» WORK TO BE COMPLETED
The pictures are to be dropped, and the records below are to be restated word for word.

» DATA IN THIS EXERCISE
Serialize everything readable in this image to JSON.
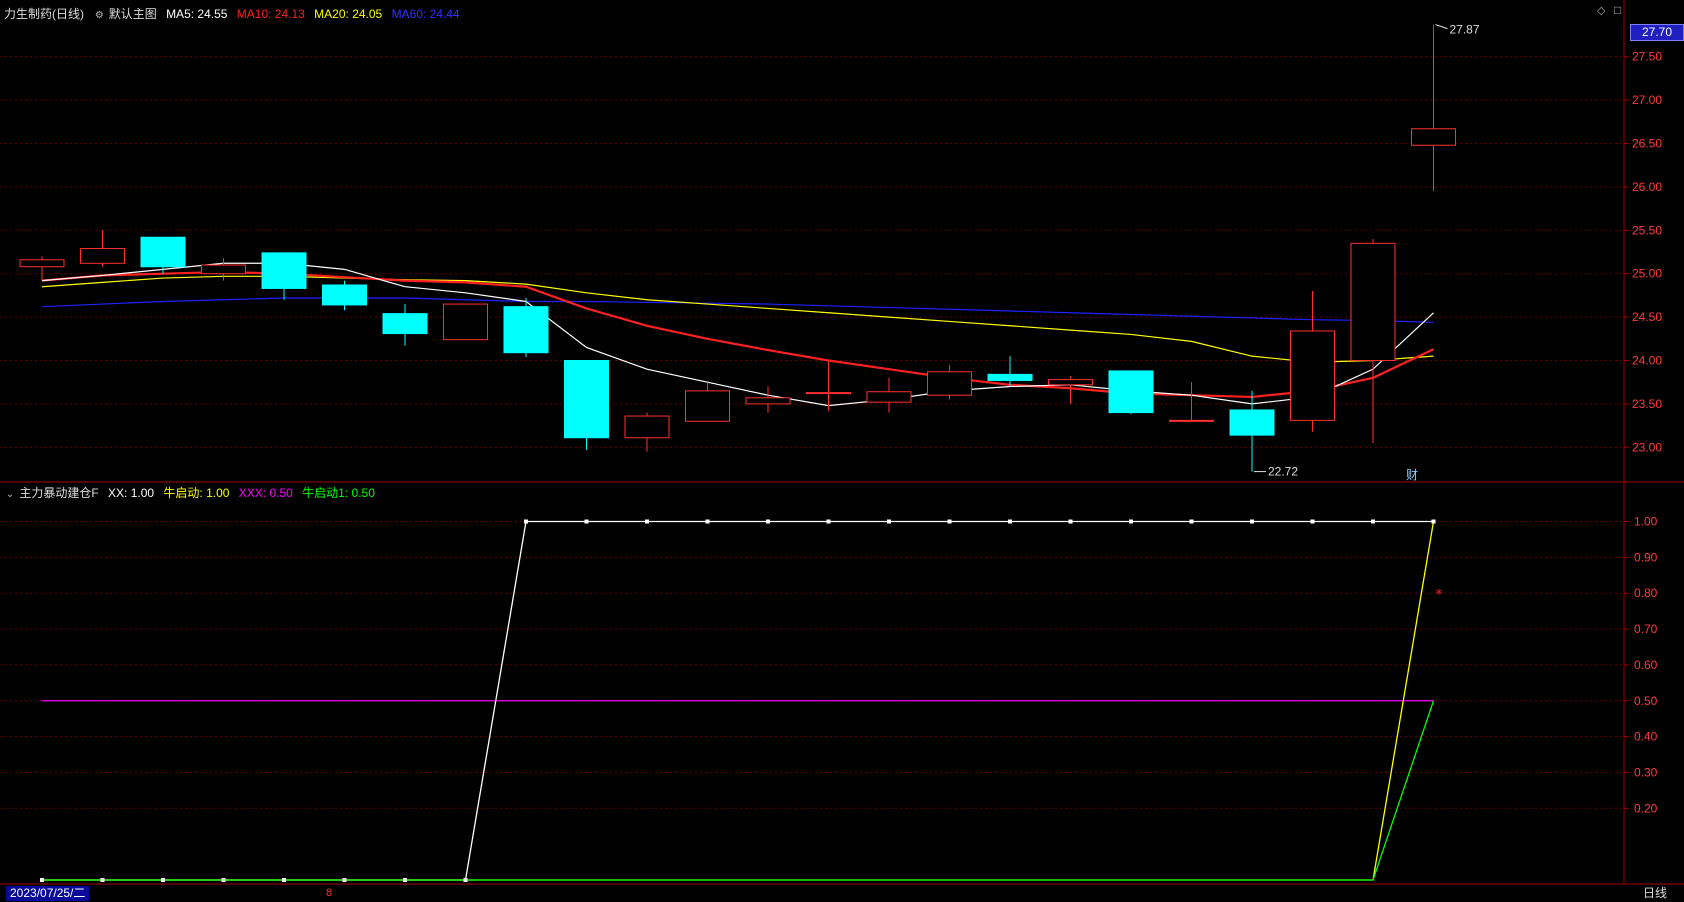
{
  "header": {
    "stock_name": "力生制药",
    "period_tag": "(日线)",
    "template_label": "默认主图",
    "ma5": "MA5: 24.55",
    "ma10": "MA10: 24.13",
    "ma20": "MA20: 24.05",
    "ma60": "MA60: 24.44"
  },
  "indicator_header": {
    "name": "主力暴动建仓F",
    "xx": "XX: 1.00",
    "niu": "牛启动: 1.00",
    "xxx": "XXX: 0.50",
    "niu1": "牛启动1: 0.50"
  },
  "footer": {
    "date": "2023/07/25/二",
    "marker": "8",
    "period": "日线"
  },
  "current_price_tag": "27.70",
  "cai_marker": "财",
  "colors": {
    "up": "#ff3030",
    "down": "#00ffff",
    "ma5": "#ffffff",
    "ma10": "#ff2020",
    "ma20": "#ffff00",
    "ma60": "#2020ff",
    "grid": "#6a0000",
    "axis_text": "#ff3b3b",
    "xx": "#ffffff",
    "niu": "#ffff00",
    "xxx": "#ff00ff",
    "niu1": "#00ff00"
  },
  "chart_data": [
    {
      "type": "candlestick",
      "ylim": [
        22.6,
        27.9
      ],
      "yticks": [
        "23.00",
        "23.50",
        "24.00",
        "24.50",
        "25.00",
        "25.50",
        "26.00",
        "26.50",
        "27.00",
        "27.50"
      ],
      "annotations": {
        "high": "27.87",
        "low": "22.72"
      },
      "candles": [
        {
          "o": 25.08,
          "h": 25.2,
          "l": 24.92,
          "c": 25.16
        },
        {
          "o": 25.12,
          "h": 25.5,
          "l": 25.08,
          "c": 25.29
        },
        {
          "o": 25.42,
          "h": 25.42,
          "l": 25.0,
          "c": 25.08
        },
        {
          "o": 25.0,
          "h": 25.18,
          "l": 24.92,
          "c": 25.1
        },
        {
          "o": 25.24,
          "h": 25.24,
          "l": 24.7,
          "c": 24.83
        },
        {
          "o": 24.87,
          "h": 24.92,
          "l": 24.58,
          "c": 24.64
        },
        {
          "o": 24.54,
          "h": 24.65,
          "l": 24.17,
          "c": 24.31
        },
        {
          "o": 24.24,
          "h": 24.65,
          "l": 24.24,
          "c": 24.65
        },
        {
          "o": 24.62,
          "h": 24.72,
          "l": 24.04,
          "c": 24.09
        },
        {
          "o": 24.0,
          "h": 24.0,
          "l": 22.97,
          "c": 23.11
        },
        {
          "o": 23.11,
          "h": 23.4,
          "l": 22.95,
          "c": 23.36
        },
        {
          "o": 23.3,
          "h": 23.75,
          "l": 23.3,
          "c": 23.65
        },
        {
          "o": 23.5,
          "h": 23.7,
          "l": 23.4,
          "c": 23.57
        },
        {
          "o": 23.63,
          "h": 24.0,
          "l": 23.42,
          "c": 23.63
        },
        {
          "o": 23.52,
          "h": 23.8,
          "l": 23.4,
          "c": 23.64
        },
        {
          "o": 23.6,
          "h": 23.95,
          "l": 23.55,
          "c": 23.87
        },
        {
          "o": 23.84,
          "h": 24.05,
          "l": 23.7,
          "c": 23.77
        },
        {
          "o": 23.72,
          "h": 23.82,
          "l": 23.5,
          "c": 23.78
        },
        {
          "o": 23.88,
          "h": 23.88,
          "l": 23.38,
          "c": 23.4
        },
        {
          "o": 23.31,
          "h": 23.75,
          "l": 23.31,
          "c": 23.31
        },
        {
          "o": 23.43,
          "h": 23.65,
          "l": 22.72,
          "c": 23.14
        },
        {
          "o": 23.31,
          "h": 24.8,
          "l": 23.18,
          "c": 24.34
        },
        {
          "o": 24.0,
          "h": 25.4,
          "l": 23.05,
          "c": 25.35
        },
        {
          "o": 26.48,
          "h": 27.87,
          "l": 25.95,
          "c": 26.67
        }
      ],
      "ma5": [
        24.92,
        24.98,
        25.05,
        25.12,
        25.12,
        25.05,
        24.85,
        24.78,
        24.68,
        24.15,
        23.9,
        23.75,
        23.6,
        23.48,
        23.55,
        23.65,
        23.7,
        23.72,
        23.65,
        23.6,
        23.5,
        23.58,
        23.9,
        24.55
      ],
      "ma10": [
        24.92,
        24.98,
        25.0,
        25.02,
        25.0,
        24.96,
        24.92,
        24.9,
        24.85,
        24.6,
        24.4,
        24.25,
        24.12,
        24.0,
        23.9,
        23.8,
        23.72,
        23.68,
        23.62,
        23.6,
        23.58,
        23.65,
        23.8,
        24.13
      ],
      "ma20": [
        24.85,
        24.9,
        24.95,
        24.97,
        24.97,
        24.95,
        24.93,
        24.92,
        24.88,
        24.78,
        24.7,
        24.65,
        24.6,
        24.55,
        24.5,
        24.45,
        24.4,
        24.35,
        24.3,
        24.22,
        24.05,
        23.98,
        24.0,
        24.05
      ],
      "ma60": [
        24.62,
        24.65,
        24.68,
        24.7,
        24.72,
        24.72,
        24.72,
        24.7,
        24.68,
        24.68,
        24.67,
        24.66,
        24.65,
        24.63,
        24.61,
        24.59,
        24.57,
        24.55,
        24.53,
        24.51,
        24.49,
        24.47,
        24.46,
        24.44
      ]
    },
    {
      "type": "line",
      "ylim": [
        0,
        1.06
      ],
      "yticks": [
        "0.20",
        "0.30",
        "0.40",
        "0.50",
        "0.60",
        "0.70",
        "0.80",
        "0.90",
        "1.00"
      ],
      "series": [
        {
          "name": "XX",
          "values": [
            0,
            0,
            0,
            0,
            0,
            0,
            0,
            0,
            1,
            1,
            1,
            1,
            1,
            1,
            1,
            1,
            1,
            1,
            1,
            1,
            1,
            1,
            1,
            1
          ]
        },
        {
          "name": "牛启动",
          "values": [
            0,
            0,
            0,
            0,
            0,
            0,
            0,
            0,
            0,
            0,
            0,
            0,
            0,
            0,
            0,
            0,
            0,
            0,
            0,
            0,
            0,
            0,
            0,
            1
          ]
        },
        {
          "name": "XXX",
          "values": [
            0.5,
            0.5,
            0.5,
            0.5,
            0.5,
            0.5,
            0.5,
            0.5,
            0.5,
            0.5,
            0.5,
            0.5,
            0.5,
            0.5,
            0.5,
            0.5,
            0.5,
            0.5,
            0.5,
            0.5,
            0.5,
            0.5,
            0.5,
            0.5
          ]
        },
        {
          "name": "牛启动1",
          "values": [
            0,
            0,
            0,
            0,
            0,
            0,
            0,
            0,
            0,
            0,
            0,
            0,
            0,
            0,
            0,
            0,
            0,
            0,
            0,
            0,
            0,
            0,
            0,
            0.5
          ]
        }
      ],
      "star_value": 0.8
    }
  ]
}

» RESPONSE TO THE EXERCISE
Serialize everything readable in this image to JSON.
{
  "header": {
    "stock_name": "力生制药",
    "period_tag": "(日线)",
    "template_label": "默认主图",
    "ma5": "MA5: 24.55",
    "ma10": "MA10: 24.13",
    "ma20": "MA20: 24.05",
    "ma60": "MA60: 24.44"
  },
  "indicator_header": {
    "name": "主力暴动建仓F",
    "xx": "XX: 1.00",
    "niu": "牛启动: 1.00",
    "xxx": "XXX: 0.50",
    "niu1": "牛启动1: 0.50"
  },
  "footer": {
    "date": "2023/07/25/二",
    "marker": "8",
    "period": "日线"
  },
  "current_price_tag": "27.70",
  "cai_marker": "财",
  "colors": {
    "up": "#ff3030",
    "down": "#00ffff",
    "ma5": "#ffffff",
    "ma10": "#ff2020",
    "ma20": "#ffff00",
    "ma60": "#2020ff",
    "grid": "#6a0000",
    "axis_text": "#ff3b3b",
    "xx": "#ffffff",
    "niu": "#ffff00",
    "xxx": "#ff00ff",
    "niu1": "#00ff00"
  },
  "chart_data": [
    {
      "type": "candlestick",
      "ylim": [
        22.6,
        27.9
      ],
      "yticks": [
        "23.00",
        "23.50",
        "24.00",
        "24.50",
        "25.00",
        "25.50",
        "26.00",
        "26.50",
        "27.00",
        "27.50"
      ],
      "annotations": {
        "high": "27.87",
        "low": "22.72"
      },
      "candles": [
        {
          "o": 25.08,
          "h": 25.2,
          "l": 24.92,
          "c": 25.16
        },
        {
          "o": 25.12,
          "h": 25.5,
          "l": 25.08,
          "c": 25.29
        },
        {
          "o": 25.42,
          "h": 25.42,
          "l": 25.0,
          "c": 25.08
        },
        {
          "o": 25.0,
          "h": 25.18,
          "l": 24.92,
          "c": 25.1
        },
        {
          "o": 25.24,
          "h": 25.24,
          "l": 24.7,
          "c": 24.83
        },
        {
          "o": 24.87,
          "h": 24.92,
          "l": 24.58,
          "c": 24.64
        },
        {
          "o": 24.54,
          "h": 24.65,
          "l": 24.17,
          "c": 24.31
        },
        {
          "o": 24.24,
          "h": 24.65,
          "l": 24.24,
          "c": 24.65
        },
        {
          "o": 24.62,
          "h": 24.72,
          "l": 24.04,
          "c": 24.09
        },
        {
          "o": 24.0,
          "h": 24.0,
          "l": 22.97,
          "c": 23.11
        },
        {
          "o": 23.11,
          "h": 23.4,
          "l": 22.95,
          "c": 23.36
        },
        {
          "o": 23.3,
          "h": 23.75,
          "l": 23.3,
          "c": 23.65
        },
        {
          "o": 23.5,
          "h": 23.7,
          "l": 23.4,
          "c": 23.57
        },
        {
          "o": 23.63,
          "h": 24.0,
          "l": 23.42,
          "c": 23.63
        },
        {
          "o": 23.52,
          "h": 23.8,
          "l": 23.4,
          "c": 23.64
        },
        {
          "o": 23.6,
          "h": 23.95,
          "l": 23.55,
          "c": 23.87
        },
        {
          "o": 23.84,
          "h": 24.05,
          "l": 23.7,
          "c": 23.77
        },
        {
          "o": 23.72,
          "h": 23.82,
          "l": 23.5,
          "c": 23.78
        },
        {
          "o": 23.88,
          "h": 23.88,
          "l": 23.38,
          "c": 23.4
        },
        {
          "o": 23.31,
          "h": 23.75,
          "l": 23.31,
          "c": 23.31
        },
        {
          "o": 23.43,
          "h": 23.65,
          "l": 22.72,
          "c": 23.14
        },
        {
          "o": 23.31,
          "h": 24.8,
          "l": 23.18,
          "c": 24.34
        },
        {
          "o": 24.0,
          "h": 25.4,
          "l": 23.05,
          "c": 25.35
        },
        {
          "o": 26.48,
          "h": 27.87,
          "l": 25.95,
          "c": 26.67
        }
      ],
      "ma5": [
        24.92,
        24.98,
        25.05,
        25.12,
        25.12,
        25.05,
        24.85,
        24.78,
        24.68,
        24.15,
        23.9,
        23.75,
        23.6,
        23.48,
        23.55,
        23.65,
        23.7,
        23.72,
        23.65,
        23.6,
        23.5,
        23.58,
        23.9,
        24.55
      ],
      "ma10": [
        24.92,
        24.98,
        25.0,
        25.02,
        25.0,
        24.96,
        24.92,
        24.9,
        24.85,
        24.6,
        24.4,
        24.25,
        24.12,
        24.0,
        23.9,
        23.8,
        23.72,
        23.68,
        23.62,
        23.6,
        23.58,
        23.65,
        23.8,
        24.13
      ],
      "ma20": [
        24.85,
        24.9,
        24.95,
        24.97,
        24.97,
        24.95,
        24.93,
        24.92,
        24.88,
        24.78,
        24.7,
        24.65,
        24.6,
        24.55,
        24.5,
        24.45,
        24.4,
        24.35,
        24.3,
        24.22,
        24.05,
        23.98,
        24.0,
        24.05
      ],
      "ma60": [
        24.62,
        24.65,
        24.68,
        24.7,
        24.72,
        24.72,
        24.72,
        24.7,
        24.68,
        24.68,
        24.67,
        24.66,
        24.65,
        24.63,
        24.61,
        24.59,
        24.57,
        24.55,
        24.53,
        24.51,
        24.49,
        24.47,
        24.46,
        24.44
      ]
    },
    {
      "type": "line",
      "ylim": [
        0,
        1.06
      ],
      "yticks": [
        "0.20",
        "0.30",
        "0.40",
        "0.50",
        "0.60",
        "0.70",
        "0.80",
        "0.90",
        "1.00"
      ],
      "series": [
        {
          "name": "XX",
          "values": [
            0,
            0,
            0,
            0,
            0,
            0,
            0,
            0,
            1,
            1,
            1,
            1,
            1,
            1,
            1,
            1,
            1,
            1,
            1,
            1,
            1,
            1,
            1,
            1
          ]
        },
        {
          "name": "牛启动",
          "values": [
            0,
            0,
            0,
            0,
            0,
            0,
            0,
            0,
            0,
            0,
            0,
            0,
            0,
            0,
            0,
            0,
            0,
            0,
            0,
            0,
            0,
            0,
            0,
            1
          ]
        },
        {
          "name": "XXX",
          "values": [
            0.5,
            0.5,
            0.5,
            0.5,
            0.5,
            0.5,
            0.5,
            0.5,
            0.5,
            0.5,
            0.5,
            0.5,
            0.5,
            0.5,
            0.5,
            0.5,
            0.5,
            0.5,
            0.5,
            0.5,
            0.5,
            0.5,
            0.5,
            0.5
          ]
        },
        {
          "name": "牛启动1",
          "values": [
            0,
            0,
            0,
            0,
            0,
            0,
            0,
            0,
            0,
            0,
            0,
            0,
            0,
            0,
            0,
            0,
            0,
            0,
            0,
            0,
            0,
            0,
            0,
            0.5
          ]
        }
      ],
      "star_value": 0.8
    }
  ]
}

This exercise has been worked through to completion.